The Green Party says direct payments to New Zealanders would have provided better support than a temporary cut in fuel tax.
“Providing direct payments to people through the welfare system or via a tax credit would have given people the support they need to pay the bills, whether it’s putting petrol in the car or feeding their whānau,” says James Shaw, Co-leader of the Green Party.
“Everyone should have what they need to make ends meet. But right now, far too many are shouldering the burden of rising prices for the basics, especially those on the lowest incomes.
“Urgent action is clearly needed to address the worsening inequality crisis in Aotearoa New Zealand.
“We are delighted at the move to halve public transport fares for the next three months. This will give hundreds of thousands of New Zealanders cheaper options to get around.
“We also recognise that cutting fuel tax will be a welcome relief to a lot of people. While some Government systems are so cumbersome they can’t move quickly enough to deal with what is a very pressing need, boosting people’s incomes would have had the same impact while also helping to meet the costs of other essentials, like food.
“New Zealand has some of the lowest petrol taxes in the OECD, but some of the highest prices of fuel excluding tax. In other words, fuel tax isn't necessarily the problem.
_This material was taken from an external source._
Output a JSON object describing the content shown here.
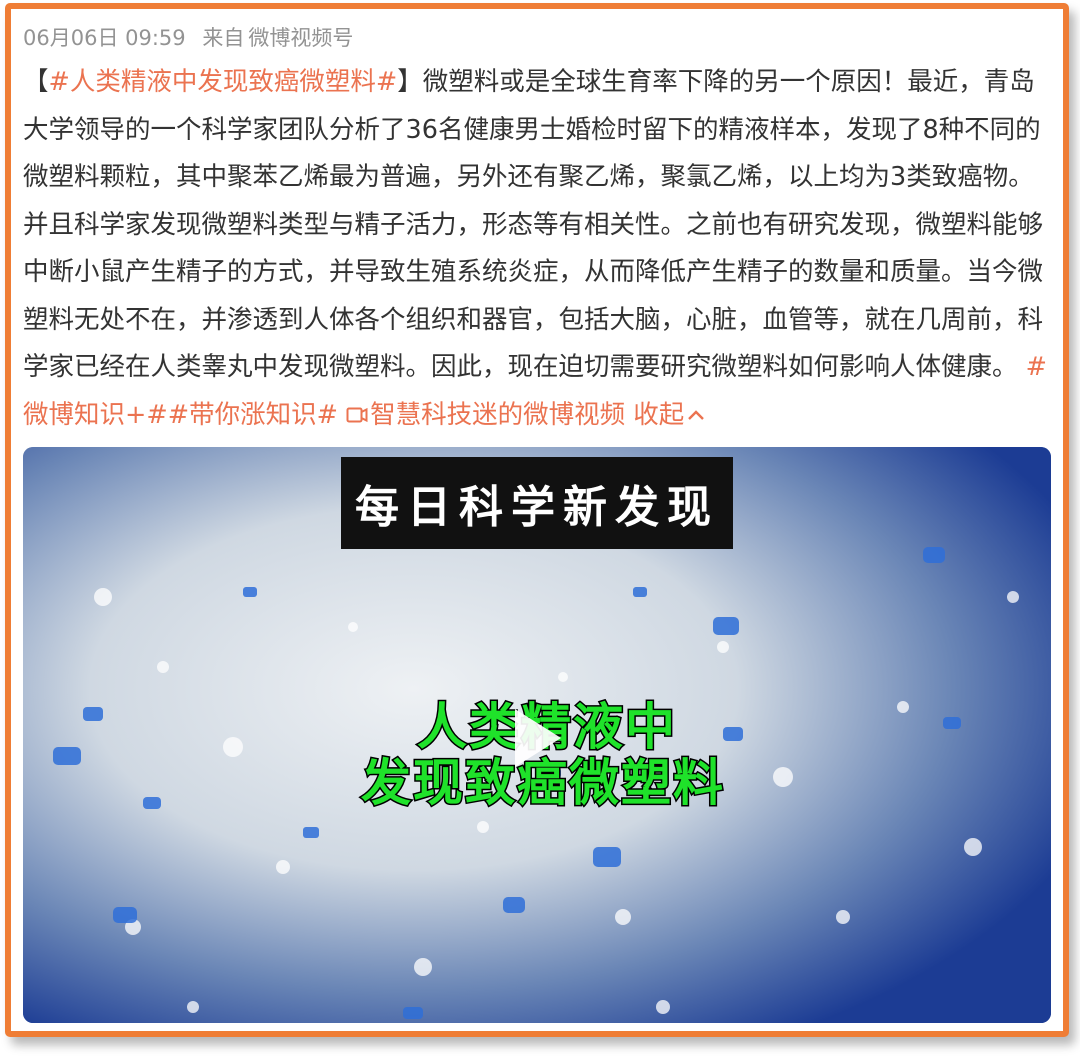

And there’s no guarantee the petrol companies won’t simply absorb the tax reduction into their profit margins.
“Over the long-term, the most effective way we can ease the pressure people face at the pump is to move away from our heavy fossil fuel dependence.
“We will keep working to build a future where vehicles are powered by electricity; towns and cities connected by affordable public transport; and there are safe options to walk and cycle,” says James Shaw.